By Julie Shapiro
LOWER MANHATTAN — Community Board 1 may withdraw its support of a mosque and community center near Ground Zero.
After an emotional four-hour meeting that drew hundreds of people last month, the community board passed a carefully worded resolution that praised the 13-story, $100 million project but took no formal position on the religious aspects.
However, at least a few board members see the religious and secular pieces of the center as inextricable, and they believe the board should not have taken any position at all.
“The language was misleading and disingenuous,” said Allan Tannenbaum, a board member and TriBeCa resident, as he urged the board to rescind its previous resolution Tuesday night. “A mosque is integral to what [they] want to build there…. We have to take this back.”
While several board members said they agreed with Tannenbaum and wished the board had not taken a position, many others saw no reason to reopen such a contentious topic.
“I thought we were done with this,” said Bob Townley, a board member and Battery Park City resident. He called the mosque issue “a recurring nightmare.”
At Tuesday night’s monthly board meeting, Tannenbaum introduced a new resolution declaring the board’s neutrality on the mosque and community center. But just as the discussion was beginning, board Chairwoman Julie Menin said the board could not vote on the resolution because the topic was not on the agenda.
The resolution’s proponents purposely did not put it on the agenda because they did not want to attract the large crowd of belligerent advocates who attended last month’s meeting.
Menin said any discussion would have to take place at the board’s Financial District Committee, which next meets on Wed., July 7. But she and other board leaders have not yet decided whether the mosque will appear on the committee’s agenda.
Ro Sheffe, chairman of the Financial District Committee, said after Tuesday’s meeting that the board has already extensively debated the issue, and it would be “inappropriate” to revisit it.

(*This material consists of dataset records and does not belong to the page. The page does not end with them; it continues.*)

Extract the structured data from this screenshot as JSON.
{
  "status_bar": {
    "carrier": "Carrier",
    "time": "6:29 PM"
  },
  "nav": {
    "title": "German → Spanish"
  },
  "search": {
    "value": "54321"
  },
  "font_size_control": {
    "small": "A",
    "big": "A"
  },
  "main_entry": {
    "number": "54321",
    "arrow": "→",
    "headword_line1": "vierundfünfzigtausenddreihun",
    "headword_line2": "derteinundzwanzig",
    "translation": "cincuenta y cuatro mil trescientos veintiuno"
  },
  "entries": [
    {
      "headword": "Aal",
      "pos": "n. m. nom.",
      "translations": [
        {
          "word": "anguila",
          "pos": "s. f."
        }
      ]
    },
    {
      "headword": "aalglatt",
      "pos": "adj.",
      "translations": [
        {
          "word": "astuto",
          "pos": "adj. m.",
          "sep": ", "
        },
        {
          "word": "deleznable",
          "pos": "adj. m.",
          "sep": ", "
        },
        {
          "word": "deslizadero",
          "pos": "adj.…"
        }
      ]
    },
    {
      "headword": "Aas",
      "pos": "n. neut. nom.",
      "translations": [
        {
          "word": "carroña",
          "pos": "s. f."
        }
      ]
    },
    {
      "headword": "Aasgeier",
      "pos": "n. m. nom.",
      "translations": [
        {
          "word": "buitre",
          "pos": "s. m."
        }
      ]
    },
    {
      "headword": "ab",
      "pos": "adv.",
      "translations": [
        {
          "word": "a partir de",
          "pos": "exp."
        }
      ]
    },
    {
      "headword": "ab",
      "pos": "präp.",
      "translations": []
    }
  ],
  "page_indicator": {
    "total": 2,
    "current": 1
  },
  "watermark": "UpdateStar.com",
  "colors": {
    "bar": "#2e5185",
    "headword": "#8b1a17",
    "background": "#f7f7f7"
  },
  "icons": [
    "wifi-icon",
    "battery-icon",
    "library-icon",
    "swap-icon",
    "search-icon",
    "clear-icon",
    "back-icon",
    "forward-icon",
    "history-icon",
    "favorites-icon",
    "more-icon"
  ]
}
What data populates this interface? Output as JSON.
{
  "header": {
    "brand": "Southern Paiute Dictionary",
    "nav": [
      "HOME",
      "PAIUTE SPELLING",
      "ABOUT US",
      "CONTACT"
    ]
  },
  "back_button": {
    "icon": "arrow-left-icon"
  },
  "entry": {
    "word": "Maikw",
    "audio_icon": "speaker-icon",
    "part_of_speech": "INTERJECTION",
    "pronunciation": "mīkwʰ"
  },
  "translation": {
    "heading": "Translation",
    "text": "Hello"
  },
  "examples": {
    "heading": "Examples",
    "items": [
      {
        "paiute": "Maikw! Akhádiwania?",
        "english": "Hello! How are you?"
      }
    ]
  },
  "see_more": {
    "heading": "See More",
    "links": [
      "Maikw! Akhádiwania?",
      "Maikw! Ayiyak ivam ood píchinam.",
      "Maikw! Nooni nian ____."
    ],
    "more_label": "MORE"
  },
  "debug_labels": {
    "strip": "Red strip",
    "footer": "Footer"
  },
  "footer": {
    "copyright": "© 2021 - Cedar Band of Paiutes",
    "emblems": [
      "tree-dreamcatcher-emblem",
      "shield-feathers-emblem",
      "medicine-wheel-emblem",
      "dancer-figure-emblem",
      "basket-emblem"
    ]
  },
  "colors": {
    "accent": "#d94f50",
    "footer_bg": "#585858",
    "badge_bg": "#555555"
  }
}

“We have made a decision,” Sheffe said, “and now it’s time to move on.”